“If I know God is going to forgive all of my sins, why should I try to obey Him?” This is a question asked often by those considering the Christian message of salvation by grace through faith in Jesus Christ. Knowing that God will not punish us for any of our sins would seem to diminish our desire to avoid sin. One might conclude that it is foolish to focus on thinking and doing the right things, since ultimately all of the wrong things will be forgiven. Yet the experience of having our sins forgiven by God actually increases our desire to live in a way that pleases the Lord.
The Apostle Paul explains why that is the case in his letter to the Romans. He writes, “So now there is no condemnation for those who belong to Christ Jesus (Romans 8:1).” This sentence speaks of the magnificent forgiveness we have through Jesus. “No condemnation” means a verdict has been rendered, and we have been declared “Not Guilty.” This is not because of something we have done but because of what Jesus has done for us. As a result, we have no need to fear God’s judgement. That is indeed good news! Yet if this verse summed up the entire Christian message, then it would seem to make little difference whether one tries to obey God or not.

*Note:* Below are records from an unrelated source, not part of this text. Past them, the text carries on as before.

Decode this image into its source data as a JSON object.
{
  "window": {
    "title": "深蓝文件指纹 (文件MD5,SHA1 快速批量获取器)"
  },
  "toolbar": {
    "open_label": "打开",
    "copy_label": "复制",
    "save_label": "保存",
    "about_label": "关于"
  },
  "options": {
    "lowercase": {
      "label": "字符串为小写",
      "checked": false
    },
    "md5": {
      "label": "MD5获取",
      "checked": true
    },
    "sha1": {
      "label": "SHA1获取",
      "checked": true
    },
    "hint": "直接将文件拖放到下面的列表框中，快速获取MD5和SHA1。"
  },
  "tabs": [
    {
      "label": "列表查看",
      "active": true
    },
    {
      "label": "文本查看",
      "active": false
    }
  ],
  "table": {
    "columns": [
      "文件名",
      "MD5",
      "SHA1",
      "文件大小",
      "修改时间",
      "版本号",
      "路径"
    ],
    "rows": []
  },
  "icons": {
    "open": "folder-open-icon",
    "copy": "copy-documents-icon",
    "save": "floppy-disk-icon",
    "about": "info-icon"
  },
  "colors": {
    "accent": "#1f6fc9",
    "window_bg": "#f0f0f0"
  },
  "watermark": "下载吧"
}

There is a second point, however, which Paul makes in the next verse. “And because you belong to him, the power of the life-giving Spirit has freed you from the power of sin that leads to death (Romans 8:2).” In other words, because of the new relationship we as Christians have with God, (“you belong to him”) our desires as to how we want to live have changed. We have been freed “from the power of sin.” This doesn’t mean we never sin, but it does mean we now have a desire not to sin.
The important thing to note is that a change has occurred in our relationship with God. For those of us who belong to Christ, meaning those trusting in Jesus as Lord and Savior, God is no longer our Judge but is now our Father. The motive for obeying a judge is primarily fear. We do what the judge says because if we don’t, he will punish us. The motive for obeying a father is (or should be) primarily love. We do what our father desires because we don’t want to disappoint him. Another analogy the Apostle uses is that Christians are the “bride of Christ.” For most of us, a judge who has the power to fine or jail us does not have nearly as much influence over us as our spouse, the individual whom we love more than anyone else on earth.
Friends, both fear and love can be effective motivators. Yet ultimately, love is far more powerful. Yes, a healthy relationship with God does contain elements of fear, but it is our love for the Lord which motivates us to seek to please and honor Him. The more we love God, the less we want to sin. Knowing God has graciously forgiven us naturally fills our hearts with gratitude. That gratitude for His amazing salvation naturally grows into love. That love for God naturally motivates us to obey Him. Grace leads to gratitude, which leads to love, which leads to obedience. This is the heart of the Christian life. It also explains why those who know their sins have been forgiven are less likely to sin, not more.
Rev. Dan Erickson
Senior Pastor, Chisholm Baptist Church